■ **DIRECTIONS**
Where does the word "BBSR" show up in the data? Please find each such line and copy it.

[Records from a collection]
Start of Block

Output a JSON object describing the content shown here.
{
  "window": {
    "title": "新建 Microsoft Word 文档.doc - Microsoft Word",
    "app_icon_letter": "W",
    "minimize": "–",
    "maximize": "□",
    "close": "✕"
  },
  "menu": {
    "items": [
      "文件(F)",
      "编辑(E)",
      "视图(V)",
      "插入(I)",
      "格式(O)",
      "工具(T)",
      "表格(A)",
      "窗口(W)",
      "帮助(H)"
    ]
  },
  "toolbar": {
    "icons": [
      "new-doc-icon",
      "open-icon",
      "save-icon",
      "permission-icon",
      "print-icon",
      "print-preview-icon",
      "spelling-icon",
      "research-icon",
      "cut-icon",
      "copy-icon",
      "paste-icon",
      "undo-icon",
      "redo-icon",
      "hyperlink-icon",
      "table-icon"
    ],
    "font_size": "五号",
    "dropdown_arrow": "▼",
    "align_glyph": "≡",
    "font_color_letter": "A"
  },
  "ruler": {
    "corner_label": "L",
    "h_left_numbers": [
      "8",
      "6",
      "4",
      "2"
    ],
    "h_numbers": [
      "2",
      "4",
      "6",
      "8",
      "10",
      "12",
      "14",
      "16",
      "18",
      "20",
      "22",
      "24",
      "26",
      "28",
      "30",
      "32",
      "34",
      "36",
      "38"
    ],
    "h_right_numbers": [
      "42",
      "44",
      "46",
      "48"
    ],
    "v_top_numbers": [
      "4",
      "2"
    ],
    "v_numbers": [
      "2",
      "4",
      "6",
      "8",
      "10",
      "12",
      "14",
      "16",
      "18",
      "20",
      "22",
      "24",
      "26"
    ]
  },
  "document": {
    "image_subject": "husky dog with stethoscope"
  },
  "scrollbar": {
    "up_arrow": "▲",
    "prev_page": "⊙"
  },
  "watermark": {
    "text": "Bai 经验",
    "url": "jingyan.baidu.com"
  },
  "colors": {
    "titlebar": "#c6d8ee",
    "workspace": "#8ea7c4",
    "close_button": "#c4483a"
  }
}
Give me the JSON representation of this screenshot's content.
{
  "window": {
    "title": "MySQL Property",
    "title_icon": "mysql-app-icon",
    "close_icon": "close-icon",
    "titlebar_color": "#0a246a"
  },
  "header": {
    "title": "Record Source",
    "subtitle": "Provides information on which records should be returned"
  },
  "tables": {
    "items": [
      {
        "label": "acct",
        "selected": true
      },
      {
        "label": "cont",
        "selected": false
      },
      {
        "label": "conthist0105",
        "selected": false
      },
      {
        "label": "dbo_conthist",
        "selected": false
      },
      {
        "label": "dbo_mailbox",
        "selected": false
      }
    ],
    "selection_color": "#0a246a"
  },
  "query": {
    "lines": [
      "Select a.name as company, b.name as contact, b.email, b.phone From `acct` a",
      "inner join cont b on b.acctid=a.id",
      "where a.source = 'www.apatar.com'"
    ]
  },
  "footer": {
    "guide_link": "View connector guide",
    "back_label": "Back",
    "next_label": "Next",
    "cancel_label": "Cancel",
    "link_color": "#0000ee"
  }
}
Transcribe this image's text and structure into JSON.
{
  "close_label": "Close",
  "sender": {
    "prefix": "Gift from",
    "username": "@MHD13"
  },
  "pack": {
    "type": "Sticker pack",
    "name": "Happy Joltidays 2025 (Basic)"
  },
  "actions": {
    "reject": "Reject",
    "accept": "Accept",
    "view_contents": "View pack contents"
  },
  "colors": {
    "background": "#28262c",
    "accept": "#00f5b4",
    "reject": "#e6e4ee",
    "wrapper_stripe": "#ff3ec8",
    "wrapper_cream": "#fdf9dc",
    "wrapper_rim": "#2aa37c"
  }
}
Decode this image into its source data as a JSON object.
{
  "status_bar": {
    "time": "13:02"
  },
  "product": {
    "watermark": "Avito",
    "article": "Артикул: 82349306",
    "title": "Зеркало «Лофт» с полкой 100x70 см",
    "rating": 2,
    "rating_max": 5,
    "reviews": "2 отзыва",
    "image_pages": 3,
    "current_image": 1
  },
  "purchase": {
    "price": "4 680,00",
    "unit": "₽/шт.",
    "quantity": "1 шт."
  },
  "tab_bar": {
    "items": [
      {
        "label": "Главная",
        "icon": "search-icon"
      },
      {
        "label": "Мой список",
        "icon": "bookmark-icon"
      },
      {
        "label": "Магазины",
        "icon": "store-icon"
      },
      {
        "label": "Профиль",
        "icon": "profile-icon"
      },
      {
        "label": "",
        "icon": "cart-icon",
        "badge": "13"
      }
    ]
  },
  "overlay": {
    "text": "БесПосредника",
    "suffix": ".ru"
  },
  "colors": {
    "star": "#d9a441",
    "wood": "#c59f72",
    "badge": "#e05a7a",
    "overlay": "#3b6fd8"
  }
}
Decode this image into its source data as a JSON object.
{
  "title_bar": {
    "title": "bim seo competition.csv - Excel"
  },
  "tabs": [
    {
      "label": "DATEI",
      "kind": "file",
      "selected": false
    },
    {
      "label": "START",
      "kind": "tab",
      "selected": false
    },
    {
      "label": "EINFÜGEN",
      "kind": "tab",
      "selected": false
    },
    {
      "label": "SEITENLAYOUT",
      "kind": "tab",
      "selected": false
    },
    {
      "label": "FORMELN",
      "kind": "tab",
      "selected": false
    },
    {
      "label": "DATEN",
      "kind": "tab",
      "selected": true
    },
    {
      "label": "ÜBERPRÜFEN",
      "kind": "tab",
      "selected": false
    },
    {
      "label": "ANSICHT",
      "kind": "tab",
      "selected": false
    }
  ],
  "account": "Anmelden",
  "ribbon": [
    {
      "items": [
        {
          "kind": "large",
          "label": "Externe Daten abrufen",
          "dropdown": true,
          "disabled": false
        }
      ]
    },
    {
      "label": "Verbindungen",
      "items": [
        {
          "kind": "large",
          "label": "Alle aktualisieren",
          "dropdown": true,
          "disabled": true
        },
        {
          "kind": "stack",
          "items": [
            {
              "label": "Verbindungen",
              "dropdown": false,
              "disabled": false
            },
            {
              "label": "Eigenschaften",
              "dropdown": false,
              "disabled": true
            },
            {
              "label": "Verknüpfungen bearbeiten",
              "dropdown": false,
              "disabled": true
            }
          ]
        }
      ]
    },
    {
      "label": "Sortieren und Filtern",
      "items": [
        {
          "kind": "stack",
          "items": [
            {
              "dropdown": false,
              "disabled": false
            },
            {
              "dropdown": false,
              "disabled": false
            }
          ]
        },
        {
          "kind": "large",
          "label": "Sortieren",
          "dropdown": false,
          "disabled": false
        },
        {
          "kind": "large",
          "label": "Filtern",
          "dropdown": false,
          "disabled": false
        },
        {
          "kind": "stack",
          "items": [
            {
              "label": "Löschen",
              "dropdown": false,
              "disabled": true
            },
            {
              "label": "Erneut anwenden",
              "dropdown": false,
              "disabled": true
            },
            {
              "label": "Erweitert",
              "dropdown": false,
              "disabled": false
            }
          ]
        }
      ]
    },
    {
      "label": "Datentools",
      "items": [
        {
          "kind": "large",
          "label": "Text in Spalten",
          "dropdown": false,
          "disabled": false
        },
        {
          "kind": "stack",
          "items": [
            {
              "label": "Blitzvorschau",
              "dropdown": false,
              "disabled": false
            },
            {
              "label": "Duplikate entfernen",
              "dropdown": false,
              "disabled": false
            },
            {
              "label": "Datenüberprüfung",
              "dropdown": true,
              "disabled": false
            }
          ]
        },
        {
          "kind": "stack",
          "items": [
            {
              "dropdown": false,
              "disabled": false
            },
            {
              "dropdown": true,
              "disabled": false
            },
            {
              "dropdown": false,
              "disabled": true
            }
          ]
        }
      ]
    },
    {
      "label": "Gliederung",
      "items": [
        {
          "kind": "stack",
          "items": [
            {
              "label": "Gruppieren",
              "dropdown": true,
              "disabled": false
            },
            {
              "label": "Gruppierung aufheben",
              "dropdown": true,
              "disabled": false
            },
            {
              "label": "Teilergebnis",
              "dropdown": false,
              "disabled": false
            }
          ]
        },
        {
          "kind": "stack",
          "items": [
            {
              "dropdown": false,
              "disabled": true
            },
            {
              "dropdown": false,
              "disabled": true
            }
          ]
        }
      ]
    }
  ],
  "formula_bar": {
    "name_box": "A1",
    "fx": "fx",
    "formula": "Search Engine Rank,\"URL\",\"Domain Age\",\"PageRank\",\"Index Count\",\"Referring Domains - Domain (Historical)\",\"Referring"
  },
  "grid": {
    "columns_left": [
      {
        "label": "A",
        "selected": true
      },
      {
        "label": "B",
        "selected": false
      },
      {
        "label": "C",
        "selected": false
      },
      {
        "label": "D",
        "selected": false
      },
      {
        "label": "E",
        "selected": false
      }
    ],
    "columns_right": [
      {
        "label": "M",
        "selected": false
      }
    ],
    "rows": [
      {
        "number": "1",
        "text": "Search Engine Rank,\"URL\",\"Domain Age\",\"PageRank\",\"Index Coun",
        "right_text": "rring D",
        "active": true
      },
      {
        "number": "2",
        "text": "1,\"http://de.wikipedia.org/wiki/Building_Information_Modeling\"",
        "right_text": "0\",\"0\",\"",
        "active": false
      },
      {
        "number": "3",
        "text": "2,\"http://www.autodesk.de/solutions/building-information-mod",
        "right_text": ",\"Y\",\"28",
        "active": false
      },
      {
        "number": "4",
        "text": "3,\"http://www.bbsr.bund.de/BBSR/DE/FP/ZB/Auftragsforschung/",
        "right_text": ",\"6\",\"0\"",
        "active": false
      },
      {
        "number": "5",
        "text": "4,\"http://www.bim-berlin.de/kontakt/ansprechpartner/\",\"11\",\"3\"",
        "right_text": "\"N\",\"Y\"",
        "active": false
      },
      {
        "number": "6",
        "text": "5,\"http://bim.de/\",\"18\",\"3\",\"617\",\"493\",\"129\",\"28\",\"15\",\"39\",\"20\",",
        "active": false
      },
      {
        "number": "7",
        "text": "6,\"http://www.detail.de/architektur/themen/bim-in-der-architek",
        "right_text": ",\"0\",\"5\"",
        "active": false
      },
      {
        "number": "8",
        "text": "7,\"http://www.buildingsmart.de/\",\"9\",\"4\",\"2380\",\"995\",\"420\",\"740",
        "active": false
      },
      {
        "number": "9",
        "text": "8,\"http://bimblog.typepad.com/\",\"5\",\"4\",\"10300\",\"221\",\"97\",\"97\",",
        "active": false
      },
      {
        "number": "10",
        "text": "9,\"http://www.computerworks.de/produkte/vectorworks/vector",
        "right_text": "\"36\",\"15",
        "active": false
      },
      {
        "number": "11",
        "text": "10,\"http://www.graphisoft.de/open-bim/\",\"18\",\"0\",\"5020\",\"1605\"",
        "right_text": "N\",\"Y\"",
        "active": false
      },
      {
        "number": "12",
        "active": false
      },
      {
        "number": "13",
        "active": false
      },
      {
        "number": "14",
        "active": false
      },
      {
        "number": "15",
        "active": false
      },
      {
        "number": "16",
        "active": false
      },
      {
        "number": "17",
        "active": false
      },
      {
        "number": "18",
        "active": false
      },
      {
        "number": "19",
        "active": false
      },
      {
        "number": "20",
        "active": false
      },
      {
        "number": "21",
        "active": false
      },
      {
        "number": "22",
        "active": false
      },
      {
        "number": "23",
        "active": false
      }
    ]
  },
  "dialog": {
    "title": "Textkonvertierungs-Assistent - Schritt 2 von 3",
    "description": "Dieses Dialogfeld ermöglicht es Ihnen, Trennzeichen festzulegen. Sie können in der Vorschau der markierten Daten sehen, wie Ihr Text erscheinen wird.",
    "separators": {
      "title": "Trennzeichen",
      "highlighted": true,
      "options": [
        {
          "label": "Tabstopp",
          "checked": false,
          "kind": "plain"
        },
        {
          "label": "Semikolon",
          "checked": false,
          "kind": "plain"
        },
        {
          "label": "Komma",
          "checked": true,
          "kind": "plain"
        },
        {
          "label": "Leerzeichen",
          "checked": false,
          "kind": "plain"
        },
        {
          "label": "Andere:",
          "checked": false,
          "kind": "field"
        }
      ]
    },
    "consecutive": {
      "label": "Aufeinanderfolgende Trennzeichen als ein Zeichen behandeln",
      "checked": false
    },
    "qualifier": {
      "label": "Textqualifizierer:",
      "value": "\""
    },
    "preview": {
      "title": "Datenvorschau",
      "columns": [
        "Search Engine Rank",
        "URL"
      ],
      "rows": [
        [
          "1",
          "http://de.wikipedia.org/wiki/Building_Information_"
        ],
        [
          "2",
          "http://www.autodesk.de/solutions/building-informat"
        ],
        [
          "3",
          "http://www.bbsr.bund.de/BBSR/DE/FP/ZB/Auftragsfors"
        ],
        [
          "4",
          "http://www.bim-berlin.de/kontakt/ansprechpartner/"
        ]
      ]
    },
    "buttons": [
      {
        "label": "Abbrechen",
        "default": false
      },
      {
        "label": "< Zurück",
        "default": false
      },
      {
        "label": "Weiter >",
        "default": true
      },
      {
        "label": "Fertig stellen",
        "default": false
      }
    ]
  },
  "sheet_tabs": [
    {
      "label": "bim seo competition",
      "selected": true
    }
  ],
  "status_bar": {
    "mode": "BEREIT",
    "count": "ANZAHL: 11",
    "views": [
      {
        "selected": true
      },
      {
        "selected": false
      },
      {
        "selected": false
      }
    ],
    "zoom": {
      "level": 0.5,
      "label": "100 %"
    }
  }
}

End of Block

■ **EXERCISE ANSWER**
        "text": "3,\"http://www.bbsr.bund.de/BBSR/DE/FP/ZB/Auftragsforschung/",
          "http://www.bbsr.bund.de/BBSR/DE/FP/ZB/Auftragsfors"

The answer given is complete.